I'm Glad Google Reader is Gone

Last year I used Google Reader to keep track of all of my students' #20time blogs. I created folders sorted by section number and last name. Now Google Reader is gone, and I couldn't be happier. Let's back up to CUE Rockstar Tahoe where my love affair with a post Google Reader began. One of the greatest parts of CUE Rockstar is the two-hour lunch. These lunches that allow for extreme collaboration may be the single most valuable parts of Rockstar events. One day I got to spend almost two hours brainstorming with Alice Chen about 20% Time. We talked about how we manage the blogs we assign with our projects. I told her that I was sad about Google Reader going away, and I thought I would create a form for students to fill out that would link to their most current posts. Chen, in her usual brilliance suggested that I include a paragraph textbox so students would paste the written content of the blog into the form itself. The result: all of my students' blog posts for
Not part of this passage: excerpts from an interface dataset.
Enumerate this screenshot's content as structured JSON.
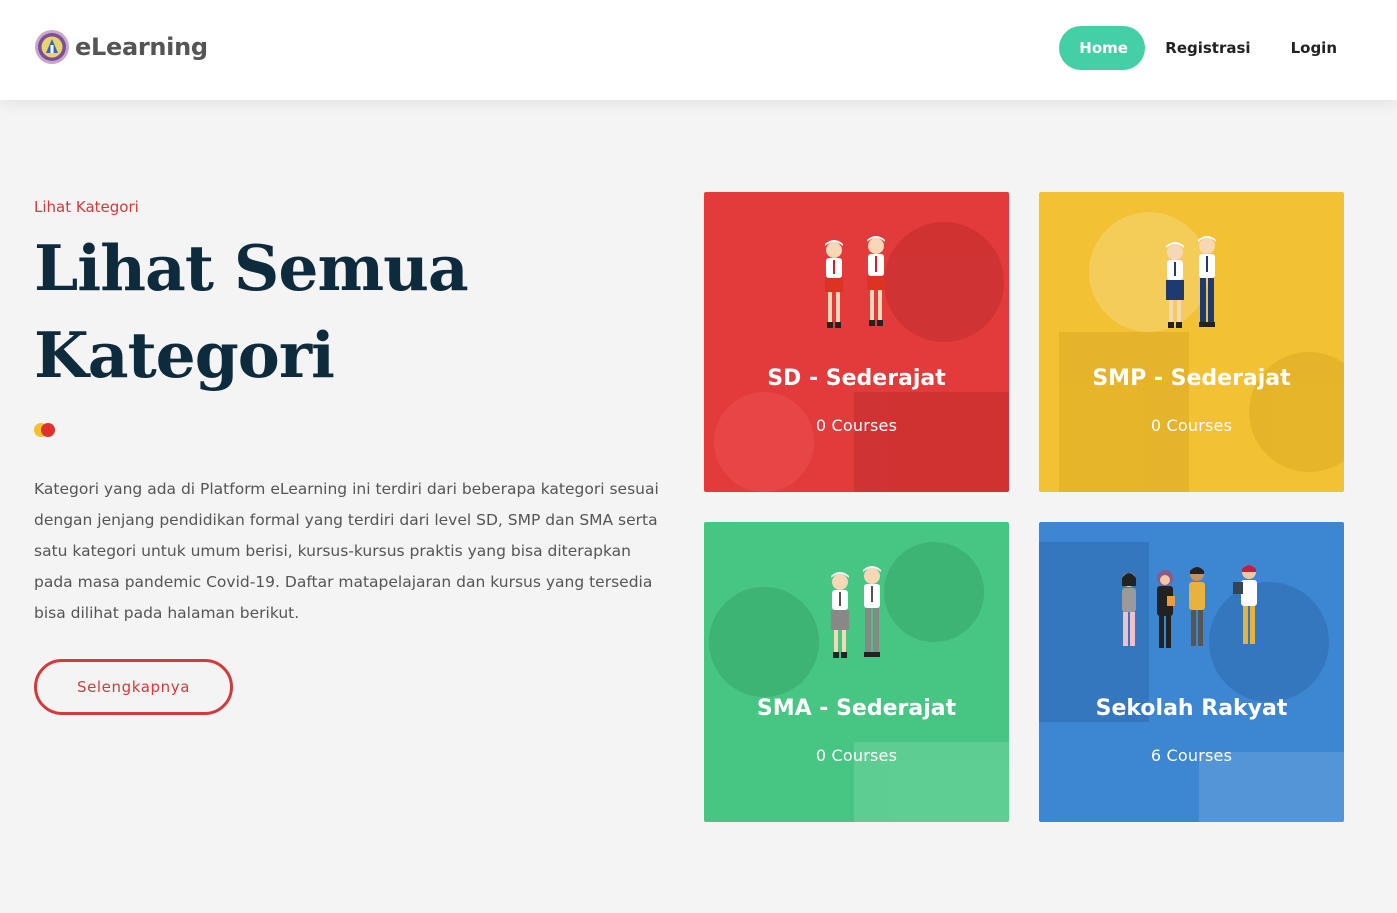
{
  "brand": {
    "name": "eLearning",
    "logo_icon": "university-emblem-icon"
  },
  "nav": {
    "items": [
      {
        "label": "Home",
        "active": true
      },
      {
        "label": "Registrasi",
        "active": false
      },
      {
        "label": "Login",
        "active": false
      }
    ],
    "accent": "#45cfa6"
  },
  "hero": {
    "eyebrow": "Lihat Kategori",
    "title": "Lihat Semua Kategori",
    "description": "Kategori yang ada di Platform eLearning ini terdiri dari beberapa kategori sesuai dengan jenjang pendidikan formal yang terdiri dari level SD, SMP dan SMA serta satu kategori untuk umum berisi, kursus-kursus praktis yang bisa diterapkan pada masa pandemic Covid-19. Daftar matapelajaran dan kursus yang tersedia bisa dilihat pada halaman berikut.",
    "button_label": "Selengkapnya",
    "accent": "#d33b3b"
  },
  "categories": [
    {
      "title": "SD - Sederajat",
      "count": "0 Courses",
      "color": "#e33b3b",
      "illustration": "elementary-students-icon"
    },
    {
      "title": "SMP - Sederajat",
      "count": "0 Courses",
      "color": "#f2c134",
      "illustration": "junior-high-students-icon"
    },
    {
      "title": "SMA - Sederajat",
      "count": "0 Courses",
      "color": "#47c582",
      "illustration": "senior-high-students-icon"
    },
    {
      "title": "Sekolah Rakyat",
      "count": "6 Courses",
      "color": "#3d86d1",
      "illustration": "adult-learners-icon"
    }
  ]
}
Twitter serves 80% of my LMS needs, quickly

If new technology doesn't simplify your life, change it or dump it. A little over a year ago our school switched from Moodle to Haiku for our LMS program. I'm really happy with Haiku, and I think many of our teachers are seeing the benefits. The assessments and gradebooks  have saved me a lot of time, and I love how well they're all integrated. However, Haiku has one fatal flaw. It's slow. I. Mean. Slow. When I am building an assessment or managing my grades, I don't mind the time it takes for Haiku to authenticate me. That time is saved later. It's worth it. But 80% of my LMS work is simply sharing links of docs, forms, quizlet  decks, announcements, tasks, and questions. I hate spending time signing in to Haiku to make a simple announcement. Last year at Fall CUE, I attended Lisa Highfill's workshop on flipping the classroom. I'm a flipper myself, but I knew I would be able to learn something new and awesome from Lisa because every time I see he